The start of enrichment at Qom will serve as yet another illustration of Iran’s flagrant disregard for the Council’s very clear position on Iran’s enrichment activities. Iran’s behavior plainly belies the purported peaceful nature of its nuclear program. No one, after reading the November report, can reasonably believe Iran’s contention that its continuing uranium enrichment program is for peaceful purposes only.

The decision by the IAEA Board of Governors last month to censure Iran demonstrated yet again the overwhelming view of the international community that Iran’s illicit nuclear activities are unacceptable.

The Council therefore must redouble its efforts to implement the sanctions already imposed. Full implementation of these measures will show Iran there is a price to be paid for its deception. Full implementation can also slow down Iran’s nuclear progress, buying us more time to resolve this crisis through diplomatic means.

The 1737 Committee and Panel of Experts are key to this effort. These bodies must continue effectively – and robustly – to implement their mandates and programs of work. The Committee must reinvigorate its efforts to implement the Panel’s recommendations, including to publish further detailed Implementation Assistance Notices to help Member States meet their obligations. The Panel must continue to investigate sanctions violations and promote international awareness of the measures we have imposed.

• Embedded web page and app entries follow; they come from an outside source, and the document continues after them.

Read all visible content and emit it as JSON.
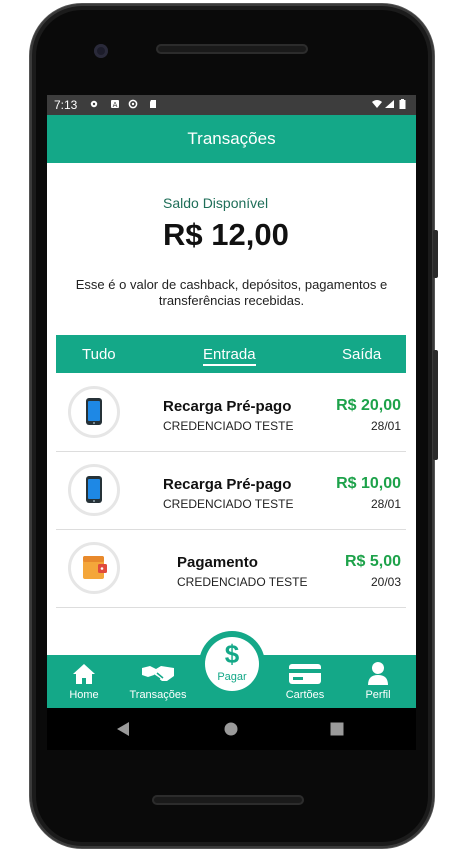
{
  "statusbar": {
    "time": "7:13"
  },
  "appbar": {
    "title": "Transações"
  },
  "balance": {
    "label": "Saldo Disponível",
    "value": "R$ 12,00",
    "description_line1": "Esse é o valor de cashback, depósitos, pagamentos e",
    "description_line2": "transferências recebidas."
  },
  "tabs": [
    {
      "label": "Tudo",
      "active": false
    },
    {
      "label": "Entrada",
      "active": true
    },
    {
      "label": "Saída",
      "active": false
    }
  ],
  "transactions": [
    {
      "title": "Recarga Pré-pago",
      "subtitle": "CREDENCIADO TESTE",
      "amount": "R$ 20,00",
      "date": "28/01",
      "icon": "phone-icon"
    },
    {
      "title": "Recarga Pré-pago",
      "subtitle": "CREDENCIADO TESTE",
      "amount": "R$ 10,00",
      "date": "28/01",
      "icon": "phone-icon"
    },
    {
      "title": "Pagamento",
      "subtitle": "CREDENCIADO TESTE",
      "amount": "R$ 5,00",
      "date": "20/03",
      "icon": "wallet-icon"
    }
  ],
  "bottom_nav": {
    "home": "Home",
    "transactions": "Transações",
    "pay": "Pagar",
    "pay_symbol": "$",
    "cards": "Cartões",
    "profile": "Perfil"
  },
  "colors": {
    "primary": "#14a888",
    "amount": "#1da24a",
    "statusbar": "#3d3d3d"
  }
}
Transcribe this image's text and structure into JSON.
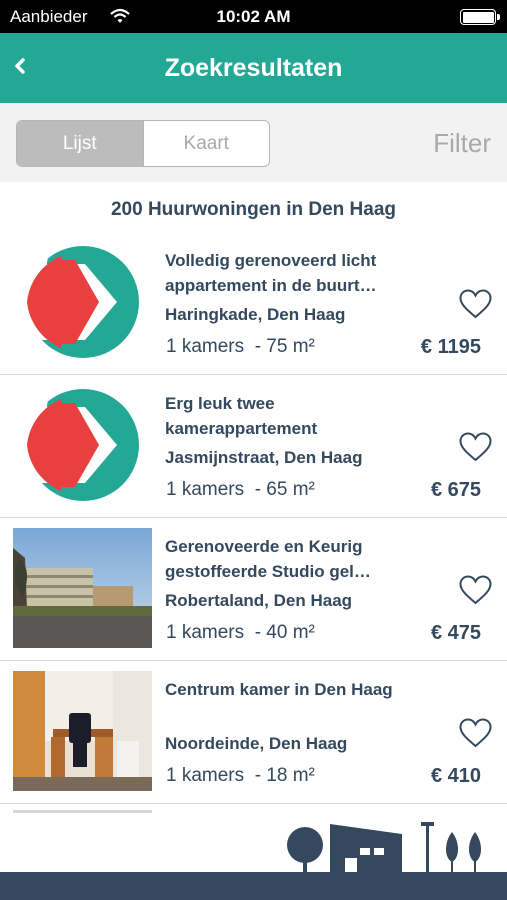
{
  "status_bar": {
    "carrier": "Aanbieder",
    "time": "10:02 AM"
  },
  "nav": {
    "title": "Zoekresultaten"
  },
  "view_toggle": {
    "list_label": "Lijst",
    "map_label": "Kaart"
  },
  "filter_label": "Filter",
  "results": {
    "count_text": "200 Huurwoningen in Den Haag",
    "items": [
      {
        "title": "Volledig gerenoveerd licht appartement in de buurt…",
        "street": "Haringkade, Den Haag",
        "rooms": "1 kamers",
        "area": "- 75 m²",
        "price": "€ 1195",
        "thumb": "logo"
      },
      {
        "title": "Erg leuk twee kamerappartement",
        "street": "Jasmijnstraat, Den Haag",
        "rooms": "1 kamers",
        "area": "- 65 m²",
        "price": "€ 675",
        "thumb": "logo"
      },
      {
        "title": "Gerenoveerde en Keurig gestoffeerde Studio gel…",
        "street": "Robertaland, Den Haag",
        "rooms": "1 kamers",
        "area": "- 40 m²",
        "price": "€ 475",
        "thumb": "photo-exterior"
      },
      {
        "title": "Centrum kamer in Den Haag",
        "street": "Noordeinde, Den Haag",
        "rooms": "1 kamers",
        "area": "- 18 m²",
        "price": "€ 410",
        "thumb": "photo-room"
      }
    ]
  },
  "colors": {
    "brand": "#23a896",
    "logo_red": "#e8403f",
    "dark": "#34495e"
  },
  "icons": {
    "back": "chevron-left-icon",
    "favorite": "heart-outline-icon",
    "wifi": "wifi-icon",
    "battery": "battery-icon"
  }
}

The United States would like to express appreciation for the Panel’s recent work, including its Midterm Report and its recent report on Iran’s space-launch activity, which involved both projects related to ballistic missiles capable of delivering nuclear weapons and launches using ballistic missile technology in violation of resolution 1929 (2010). The Committee should review these reports carefully and take action in response. The Committee must also do more to respond to sanctions violations and sanctions violators, such as by designating violators for targeted sanctions. Resolution 1929 (2010) directed the Committee to respond effectively to these violations; Resolutions 1803 (2008) and 1929 (2010) also decided that the Committee may designate additional individuals and entities that have assisted in evasion of sanctions or violations of Security Council resolutions. New designations of such individuals and entities would send a powerful signal of the Committee’s commitment to enforce UN Security Council resolutions.

My government remains seriously concerned that the Panel’s Final Report has not yet been released to the wider UN membership because of the continued objections of a couple members of this Council. This is an appalling failure of transparency. As I have stated before, we strongly believe this report must be made available to all UN Member States as soon as possible, as it highlights information and best practices that can help States carry out their obligations. The time has come for a prompt solution to this impasse to allow the release of this report.

Mr. President, sanctions are only a means to an end. Our ultimate goal is to ensure that Iran enters into full compliance with all its international nuclear obligations and takes the steps necessary to resolve outstanding questions. In the face of Iran’s deception and intransigence, the international community must speak with one voice, making clear that Iranian actions jeopardize international peace and security and will only further isolate the regime.

President Obama has been unequivocal with respect to our policy toward the Iranian nuclear program. As he has said, “There should be no doubt, the United States and the international community are determined to prevent Iran from acquiring nuclear weapons.” Iran’s illicit nuclear activity – and the threat it poses to regional stability and the rules underpinning the nuclear non-proliferation regime – is one of the greatest global challenges we face.

Thank you, Mr. President.